Top of DATASET EXCERPTS

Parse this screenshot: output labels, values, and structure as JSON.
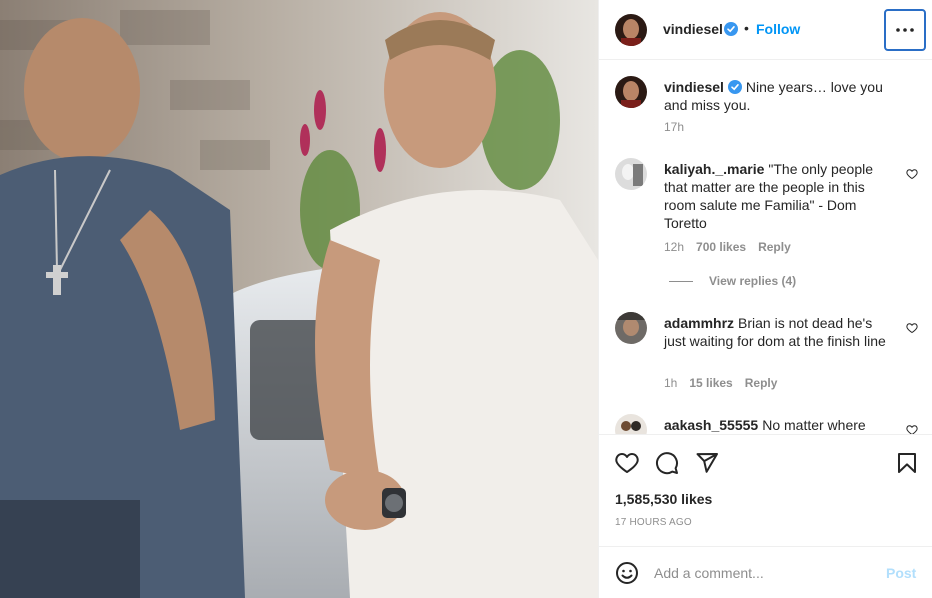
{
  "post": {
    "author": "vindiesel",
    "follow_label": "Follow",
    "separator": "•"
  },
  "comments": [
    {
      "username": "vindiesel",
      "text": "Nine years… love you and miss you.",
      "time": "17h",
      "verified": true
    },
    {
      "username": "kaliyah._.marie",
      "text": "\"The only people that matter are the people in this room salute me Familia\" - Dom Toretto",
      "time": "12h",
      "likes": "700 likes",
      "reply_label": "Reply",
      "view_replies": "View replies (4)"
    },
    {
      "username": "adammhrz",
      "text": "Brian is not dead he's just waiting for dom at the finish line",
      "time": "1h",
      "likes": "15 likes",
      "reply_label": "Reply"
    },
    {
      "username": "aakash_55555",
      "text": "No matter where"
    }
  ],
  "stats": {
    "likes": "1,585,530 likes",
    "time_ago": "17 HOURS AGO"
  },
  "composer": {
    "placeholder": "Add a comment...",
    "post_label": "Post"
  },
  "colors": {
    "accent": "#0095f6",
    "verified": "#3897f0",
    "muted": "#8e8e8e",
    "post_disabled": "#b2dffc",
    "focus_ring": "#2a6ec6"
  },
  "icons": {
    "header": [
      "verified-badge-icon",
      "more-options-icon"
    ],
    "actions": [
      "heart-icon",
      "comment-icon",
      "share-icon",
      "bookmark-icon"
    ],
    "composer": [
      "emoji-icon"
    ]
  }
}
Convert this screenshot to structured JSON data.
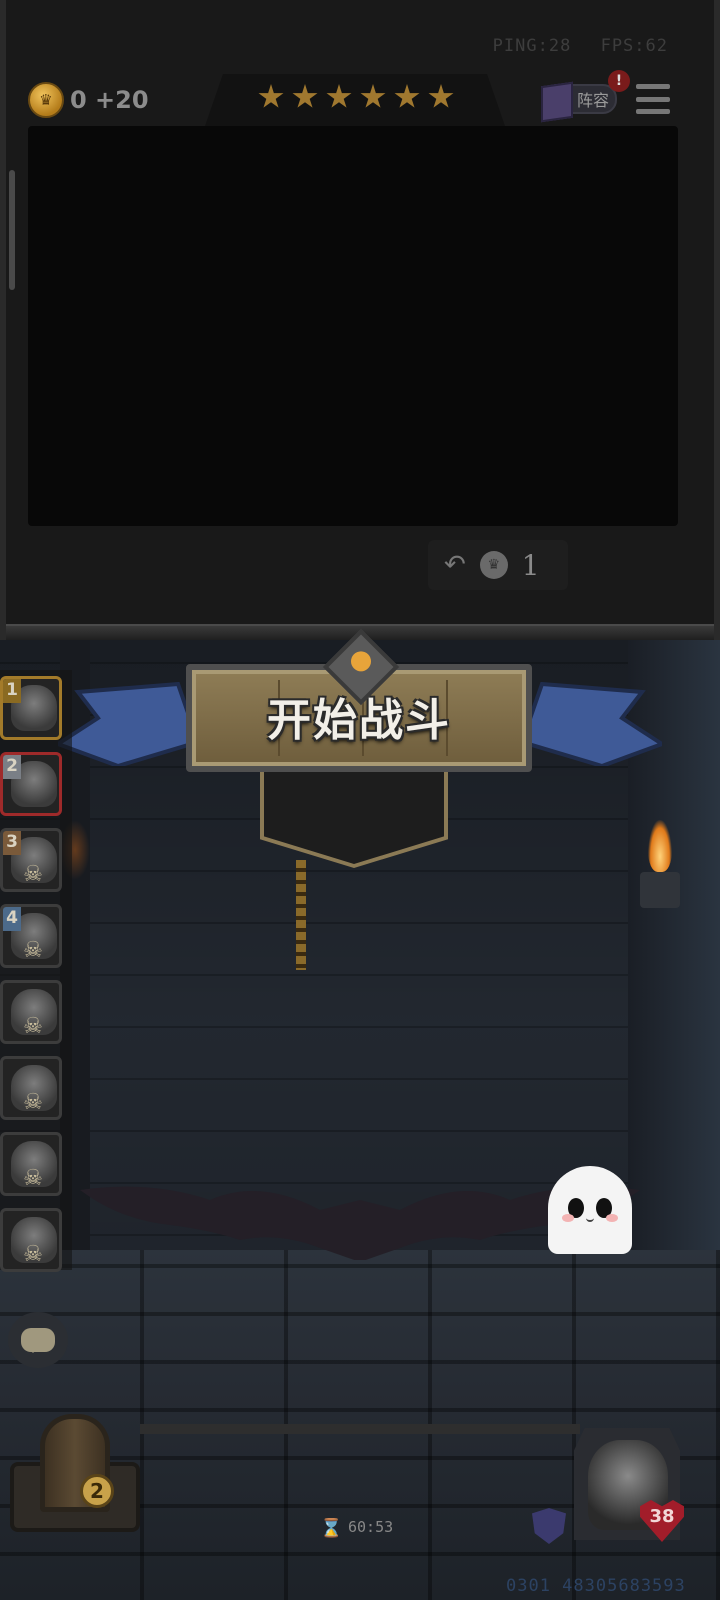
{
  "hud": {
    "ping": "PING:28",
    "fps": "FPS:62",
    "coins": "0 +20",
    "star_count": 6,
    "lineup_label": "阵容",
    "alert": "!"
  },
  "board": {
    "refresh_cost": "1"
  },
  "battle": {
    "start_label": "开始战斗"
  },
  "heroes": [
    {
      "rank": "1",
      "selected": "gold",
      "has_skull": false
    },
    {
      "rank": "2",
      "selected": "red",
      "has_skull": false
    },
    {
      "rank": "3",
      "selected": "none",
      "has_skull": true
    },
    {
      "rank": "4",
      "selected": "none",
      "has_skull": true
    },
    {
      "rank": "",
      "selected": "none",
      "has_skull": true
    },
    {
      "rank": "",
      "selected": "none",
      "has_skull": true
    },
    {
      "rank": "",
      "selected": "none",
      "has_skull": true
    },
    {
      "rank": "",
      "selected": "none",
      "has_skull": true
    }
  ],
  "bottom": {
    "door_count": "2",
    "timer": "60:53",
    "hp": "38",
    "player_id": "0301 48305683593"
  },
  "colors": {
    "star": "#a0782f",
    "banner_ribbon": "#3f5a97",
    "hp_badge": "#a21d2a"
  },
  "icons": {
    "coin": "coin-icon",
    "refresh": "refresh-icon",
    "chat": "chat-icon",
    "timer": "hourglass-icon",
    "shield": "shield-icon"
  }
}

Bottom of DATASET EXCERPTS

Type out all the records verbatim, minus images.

(PROBLEM SOLUTION)
Parse this screenshot: output labels, values, and structure as JSON.
{
  "post": {
    "author": "vindiesel",
    "follow_label": "Follow",
    "separator": "•"
  },
  "comments": [
    {
      "username": "vindiesel",
      "text": "Nine years… love you and miss you.",
      "time": "17h",
      "verified": true
    },
    {
      "username": "kaliyah._.marie",
      "text": "\"The only people that matter are the people in this room salute me Familia\" - Dom Toretto",
      "time": "12h",
      "likes": "700 likes",
      "reply_label": "Reply",
      "view_replies": "View replies (4)"
    },
    {
      "username": "adammhrz",
      "text": "Brian is not dead he's just waiting for dom at the finish line",
      "time": "1h",
      "likes": "15 likes",
      "reply_label": "Reply"
    },
    {
      "username": "aakash_55555",
      "text": "No matter where"
    }
  ],
  "stats": {
    "likes": "1,585,530 likes",
    "time_ago": "17 HOURS AGO"
  },
  "composer": {
    "placeholder": "Add a comment...",
    "post_label": "Post"
  },
  "colors": {
    "accent": "#0095f6",
    "verified": "#3897f0",
    "muted": "#8e8e8e",
    "post_disabled": "#b2dffc",
    "focus_ring": "#2a6ec6"
  },
  "icons": {
    "header": [
      "verified-badge-icon",
      "more-options-icon"
    ],
    "actions": [
      "heart-icon",
      "comment-icon",
      "share-icon",
      "bookmark-icon"
    ],
    "composer": [
      "emoji-icon"
    ]
  }
}
Convert this screenshot to structured JSON data.
{
  "hud": {
    "ping": "PING:28",
    "fps": "FPS:62",
    "coins": "0 +20",
    "star_count": 6,
    "lineup_label": "阵容",
    "alert": "!"
  },
  "board": {
    "refresh_cost": "1"
  },
  "battle": {
    "start_label": "开始战斗"
  },
  "heroes": [
    {
      "rank": "1",
      "selected": "gold",
      "has_skull": false
    },
    {
      "rank": "2",
      "selected": "red",
      "has_skull": false
    },
    {
      "rank": "3",
      "selected": "none",
      "has_skull": true
    },
    {
      "rank": "4",
      "selected": "none",
      "has_skull": true
    },
    {
      "rank": "",
      "selected": "none",
      "has_skull": true
    },
    {
      "rank": "",
      "selected": "none",
      "has_skull": true
    },
    {
      "rank": "",
      "selected": "none",
      "has_skull": true
    },
    {
      "rank": "",
      "selected": "none",
      "has_skull": true
    }
  ],
  "bottom": {
    "door_count": "2",
    "timer": "60:53",
    "hp": "38",
    "player_id": "0301 48305683593"
  },
  "colors": {
    "star": "#a0782f",
    "banner_ribbon": "#3f5a97",
    "hp_badge": "#a21d2a"
  },
  "icons": {
    "coin": "coin-icon",
    "refresh": "refresh-icon",
    "chat": "chat-icon",
    "timer": "hourglass-icon",
    "shield": "shield-icon"
  }
}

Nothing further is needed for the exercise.